DATA TO USE:
+ + + + +
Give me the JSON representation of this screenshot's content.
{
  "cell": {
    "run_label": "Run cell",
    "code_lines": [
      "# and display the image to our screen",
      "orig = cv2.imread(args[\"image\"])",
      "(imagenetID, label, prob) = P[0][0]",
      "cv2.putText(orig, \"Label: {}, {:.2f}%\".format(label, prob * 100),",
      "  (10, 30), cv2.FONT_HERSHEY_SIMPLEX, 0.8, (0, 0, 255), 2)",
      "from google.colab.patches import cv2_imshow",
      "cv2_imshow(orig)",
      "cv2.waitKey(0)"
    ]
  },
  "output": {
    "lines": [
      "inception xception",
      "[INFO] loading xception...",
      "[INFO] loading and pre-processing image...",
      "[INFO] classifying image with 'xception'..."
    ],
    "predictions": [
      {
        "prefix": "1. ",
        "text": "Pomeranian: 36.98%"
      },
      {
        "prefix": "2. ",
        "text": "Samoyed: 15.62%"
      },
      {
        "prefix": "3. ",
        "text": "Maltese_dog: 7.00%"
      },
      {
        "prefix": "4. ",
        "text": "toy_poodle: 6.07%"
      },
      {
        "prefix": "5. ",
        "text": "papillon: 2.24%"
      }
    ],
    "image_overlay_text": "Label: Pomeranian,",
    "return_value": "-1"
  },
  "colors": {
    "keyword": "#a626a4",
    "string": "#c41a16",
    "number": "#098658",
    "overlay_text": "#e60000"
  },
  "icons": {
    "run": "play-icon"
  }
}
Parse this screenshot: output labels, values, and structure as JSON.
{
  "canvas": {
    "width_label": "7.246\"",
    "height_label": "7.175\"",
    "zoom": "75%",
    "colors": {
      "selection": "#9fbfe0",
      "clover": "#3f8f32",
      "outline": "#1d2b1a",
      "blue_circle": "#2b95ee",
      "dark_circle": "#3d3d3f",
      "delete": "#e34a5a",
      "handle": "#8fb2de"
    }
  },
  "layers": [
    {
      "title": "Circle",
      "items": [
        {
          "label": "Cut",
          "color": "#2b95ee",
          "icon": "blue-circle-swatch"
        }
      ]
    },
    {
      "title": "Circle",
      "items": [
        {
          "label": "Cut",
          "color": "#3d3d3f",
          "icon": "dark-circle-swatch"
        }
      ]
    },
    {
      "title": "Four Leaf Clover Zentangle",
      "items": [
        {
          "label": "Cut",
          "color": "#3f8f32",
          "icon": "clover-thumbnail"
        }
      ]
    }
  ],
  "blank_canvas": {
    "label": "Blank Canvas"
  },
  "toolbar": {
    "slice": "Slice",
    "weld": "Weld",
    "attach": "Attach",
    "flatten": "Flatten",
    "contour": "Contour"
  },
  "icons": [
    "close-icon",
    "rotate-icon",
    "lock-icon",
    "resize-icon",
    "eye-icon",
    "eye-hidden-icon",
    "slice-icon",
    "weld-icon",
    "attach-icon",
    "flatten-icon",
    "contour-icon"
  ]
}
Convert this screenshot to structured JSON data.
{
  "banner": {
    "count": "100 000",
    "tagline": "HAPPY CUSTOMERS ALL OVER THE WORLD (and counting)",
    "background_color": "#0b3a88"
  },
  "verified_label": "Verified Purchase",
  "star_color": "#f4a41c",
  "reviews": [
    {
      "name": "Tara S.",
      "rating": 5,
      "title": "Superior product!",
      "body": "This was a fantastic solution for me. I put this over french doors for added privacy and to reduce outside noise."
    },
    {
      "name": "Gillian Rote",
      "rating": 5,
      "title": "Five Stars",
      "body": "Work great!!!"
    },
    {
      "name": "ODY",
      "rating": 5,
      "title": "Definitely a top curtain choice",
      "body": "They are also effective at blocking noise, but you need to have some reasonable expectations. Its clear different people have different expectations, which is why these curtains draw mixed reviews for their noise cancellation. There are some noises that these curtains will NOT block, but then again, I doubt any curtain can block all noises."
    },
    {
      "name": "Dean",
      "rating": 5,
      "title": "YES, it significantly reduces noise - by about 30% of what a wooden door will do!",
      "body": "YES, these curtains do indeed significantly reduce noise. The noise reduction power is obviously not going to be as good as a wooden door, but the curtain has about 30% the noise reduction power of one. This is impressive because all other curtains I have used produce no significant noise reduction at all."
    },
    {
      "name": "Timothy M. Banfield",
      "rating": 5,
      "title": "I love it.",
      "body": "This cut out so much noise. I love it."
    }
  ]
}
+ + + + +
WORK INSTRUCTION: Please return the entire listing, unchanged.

EXERCISE SOLUTION:
Give me the JSON representation of this screenshot's content.
{
  "cell": {
    "run_label": "Run cell",
    "code_lines": [
      "# and display the image to our screen",
      "orig = cv2.imread(args[\"image\"])",
      "(imagenetID, label, prob) = P[0][0]",
      "cv2.putText(orig, \"Label: {}, {:.2f}%\".format(label, prob * 100),",
      "  (10, 30), cv2.FONT_HERSHEY_SIMPLEX, 0.8, (0, 0, 255), 2)",
      "from google.colab.patches import cv2_imshow",
      "cv2_imshow(orig)",
      "cv2.waitKey(0)"
    ]
  },
  "output": {
    "lines": [
      "inception xception",
      "[INFO] loading xception...",
      "[INFO] loading and pre-processing image...",
      "[INFO] classifying image with 'xception'..."
    ],
    "predictions": [
      {
        "prefix": "1. ",
        "text": "Pomeranian: 36.98%"
      },
      {
        "prefix": "2. ",
        "text": "Samoyed: 15.62%"
      },
      {
        "prefix": "3. ",
        "text": "Maltese_dog: 7.00%"
      },
      {
        "prefix": "4. ",
        "text": "toy_poodle: 6.07%"
      },
      {
        "prefix": "5. ",
        "text": "papillon: 2.24%"
      }
    ],
    "image_overlay_text": "Label: Pomeranian,",
    "return_value": "-1"
  },
  "colors": {
    "keyword": "#a626a4",
    "string": "#c41a16",
    "number": "#098658",
    "overlay_text": "#e60000"
  },
  "icons": {
    "run": "play-icon"
  }
}
Parse this screenshot: output labels, values, and structure as JSON.
{
  "canvas": {
    "width_label": "7.246\"",
    "height_label": "7.175\"",
    "zoom": "75%",
    "colors": {
      "selection": "#9fbfe0",
      "clover": "#3f8f32",
      "outline": "#1d2b1a",
      "blue_circle": "#2b95ee",
      "dark_circle": "#3d3d3f",
      "delete": "#e34a5a",
      "handle": "#8fb2de"
    }
  },
  "layers": [
    {
      "title": "Circle",
      "items": [
        {
          "label": "Cut",
          "color": "#2b95ee",
          "icon": "blue-circle-swatch"
        }
      ]
    },
    {
      "title": "Circle",
      "items": [
        {
          "label": "Cut",
          "color": "#3d3d3f",
          "icon": "dark-circle-swatch"
        }
      ]
    },
    {
      "title": "Four Leaf Clover Zentangle",
      "items": [
        {
          "label": "Cut",
          "color": "#3f8f32",
          "icon": "clover-thumbnail"
        }
      ]
    }
  ],
  "blank_canvas": {
    "label": "Blank Canvas"
  },
  "toolbar": {
    "slice": "Slice",
    "weld": "Weld",
    "attach": "Attach",
    "flatten": "Flatten",
    "contour": "Contour"
  },
  "icons": [
    "close-icon",
    "rotate-icon",
    "lock-icon",
    "resize-icon",
    "eye-icon",
    "eye-hidden-icon",
    "slice-icon",
    "weld-icon",
    "attach-icon",
    "flatten-icon",
    "contour-icon"
  ]
}
Convert this screenshot to structured JSON data.
{
  "banner": {
    "count": "100 000",
    "tagline": "HAPPY CUSTOMERS ALL OVER THE WORLD (and counting)",
    "background_color": "#0b3a88"
  },
  "verified_label": "Verified Purchase",
  "star_color": "#f4a41c",
  "reviews": [
    {
      "name": "Tara S.",
      "rating": 5,
      "title": "Superior product!",
      "body": "This was a fantastic solution for me. I put this over french doors for added privacy and to reduce outside noise."
    },
    {
      "name": "Gillian Rote",
      "rating": 5,
      "title": "Five Stars",
      "body": "Work great!!!"
    },
    {
      "name": "ODY",
      "rating": 5,
      "title": "Definitely a top curtain choice",
      "body": "They are also effective at blocking noise, but you need to have some reasonable expectations. Its clear different people have different expectations, which is why these curtains draw mixed reviews for their noise cancellation. There are some noises that these curtains will NOT block, but then again, I doubt any curtain can block all noises."
    },
    {
      "name": "Dean",
      "rating": 5,
      "title": "YES, it significantly reduces noise - by about 30% of what a wooden door will do!",
      "body": "YES, these curtains do indeed significantly reduce noise. The noise reduction power is obviously not going to be as good as a wooden door, but the curtain has about 30% the noise reduction power of one. This is impressive because all other curtains I have used produce no significant noise reduction at all."
    },
    {
      "name": "Timothy M. Banfield",
      "rating": 5,
      "title": "I love it.",
      "body": "This cut out so much noise. I love it."
    }
  ]
}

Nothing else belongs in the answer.